- Our Story -
Established over 86 years ago, the Green Arch Restaurant was founded by Francesca Discenza, who came to Cortland with her husband Angelo right around the turn of the century. While Angelo went to work at the Wickwire Brothers Factory here in Cortland, Francesca ambitiously worked to become one of the area’s most well known entrepreneurs.
Upon acquiring the building at 107 Elm Street, Francesca set up chicken coops in the rear of the property. She raised chickens and traveled the Cortland area with her family selling chickens and eggs. In addition, from time to time, Francesca would sell fireworks on the corners of Elm and Pomeroy Streets, and quickly became the go-to person for those who sought out the excitement of fireworks.
Francesca was quite content with her business, until the day a local businessman, who sold bread locally, informed her that he too would be selling fireworks right down the street. This was not welcoming news. Francesca warned that if he sold fireworks then she too would start selling bread. And so she did.
Francesca would travel to Syracuse, buy bread, and return to Cortland to sell it along with her chickens, eggs, and fireworks. This paved the way for Francesca’s grocery store, which was the original business housed here. The grocery store operated from the early 1920’s to 1933. Francesca’s “Grocery” store was a very popular stop by the locals on their way home from work. The store did actually have grocery items but was actually more popular among the locals for another reason. The Grocery was actually the East Ends only “Speakeasy”.(A speakeasy, also called a blind pig or blind tiger, was an illicit establishment that sold alcoholic beverages. Such establishments came into prominence in the United States during the Prohibition era (1920–1933, longer in some states). During that time, the sale, manufacture, and transportation (bootlegging) of alcoholic beverages was illegal throughout the United States, except in Maryland. Speakeasies largely disappeared after Prohibition was ended in 1933, and the term is now used to describe some retro style bars.) Locals would stop in for a glass of Angelo’s fine home made wine. Our Beloved Francesca actually was cited for serving alcohol illegally during Prohibition.
When Prohibition ended in 1933, Francesca remodeled the building to house a dance hall, and received one of Central New York’s first liquor licenses. Today’s coatroom was the “snack” room. Patrons would enjoy a hearty beverage at the bar, dance the night away (in the now dining room) and stand in line at Francesca’s snack room for one of her famous snacks or a slice of her delicious tomato pie (Pizza). Francesca was the first to make and sell tomato pie in Cortland, New York. She actually had a tin maker create her sheet pizza style tins to make her pie on. Those very tins are still in existence and used throughout the family.
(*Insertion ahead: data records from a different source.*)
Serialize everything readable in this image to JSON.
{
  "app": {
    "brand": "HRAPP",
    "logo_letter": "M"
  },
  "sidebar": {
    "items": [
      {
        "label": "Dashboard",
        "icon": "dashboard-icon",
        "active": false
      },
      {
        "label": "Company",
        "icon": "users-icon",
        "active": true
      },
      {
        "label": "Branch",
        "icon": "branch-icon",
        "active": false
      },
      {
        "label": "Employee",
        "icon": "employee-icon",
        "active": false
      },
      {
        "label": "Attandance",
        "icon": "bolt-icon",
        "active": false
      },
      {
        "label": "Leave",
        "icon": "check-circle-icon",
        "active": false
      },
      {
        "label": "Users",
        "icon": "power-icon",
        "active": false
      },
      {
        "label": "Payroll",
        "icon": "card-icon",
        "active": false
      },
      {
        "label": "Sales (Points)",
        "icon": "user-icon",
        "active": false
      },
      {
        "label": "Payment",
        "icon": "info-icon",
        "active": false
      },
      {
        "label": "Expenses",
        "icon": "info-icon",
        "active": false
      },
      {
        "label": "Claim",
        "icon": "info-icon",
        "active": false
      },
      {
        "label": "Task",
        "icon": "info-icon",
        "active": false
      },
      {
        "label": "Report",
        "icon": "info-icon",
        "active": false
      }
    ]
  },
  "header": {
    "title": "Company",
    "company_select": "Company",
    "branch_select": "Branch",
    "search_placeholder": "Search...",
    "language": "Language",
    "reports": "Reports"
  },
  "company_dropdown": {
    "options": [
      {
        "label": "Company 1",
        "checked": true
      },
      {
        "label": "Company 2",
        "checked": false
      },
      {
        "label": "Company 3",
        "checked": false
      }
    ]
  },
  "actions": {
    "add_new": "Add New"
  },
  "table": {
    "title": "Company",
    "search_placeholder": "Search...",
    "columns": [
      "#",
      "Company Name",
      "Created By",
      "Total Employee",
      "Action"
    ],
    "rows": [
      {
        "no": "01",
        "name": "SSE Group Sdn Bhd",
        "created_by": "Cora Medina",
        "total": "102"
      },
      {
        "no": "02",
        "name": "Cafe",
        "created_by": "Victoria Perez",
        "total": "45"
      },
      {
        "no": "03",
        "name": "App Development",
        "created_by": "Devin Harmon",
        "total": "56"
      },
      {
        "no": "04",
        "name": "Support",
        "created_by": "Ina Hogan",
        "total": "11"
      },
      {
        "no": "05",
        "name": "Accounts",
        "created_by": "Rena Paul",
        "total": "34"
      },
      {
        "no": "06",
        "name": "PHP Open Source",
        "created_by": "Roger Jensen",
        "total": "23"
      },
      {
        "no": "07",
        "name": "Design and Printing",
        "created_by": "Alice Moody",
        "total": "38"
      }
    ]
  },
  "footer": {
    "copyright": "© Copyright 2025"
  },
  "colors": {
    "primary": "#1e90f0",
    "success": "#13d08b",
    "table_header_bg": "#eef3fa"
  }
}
Her two sons, John and Mike, eventually convinced her soon after World War II to open to the public for dinners as the demand for their delicious food had grown. The two son’s would assist her in the kitchen and behind the bar. Her daughter, Mary, would run the dining room and from time to time give live piano accompanied performances on stage. The venue was a popular place for swing bands and the same stage once hosted the legendary Louie Armstrong.
The stage was removed in the late forties during a dining room remodel and the demand for seating increased. The booth in its place has since been nostalgically dubbed the “piano booth”.
With the exception of a few physical modifications, not much has changed inside the walls of the Green Arch over the years, and most consider this a good thing. Same delicious food, same service with a smile and purely it is no coincidence that to this day, The Green Arch’s signature drink is the famous Old Fashioned!
Passed on to Francesca’s son John in the early fifties, and since handed over to his son, John Michael Discenza.
Often asked: “Where did the name Green Arch” come from? During the early years, when Francesca would host many locals at her Grocery/Speakeasy, two elderly women would stop in daily and one day offered their opinion for a name for her business. At the time it was just the grocery. One of the women noticed a green arch at the top of the stairs that led up to the coat room and offered up the idea that she should call their business the Green Arch…..The rest is history!
Emily and John Michael Discenza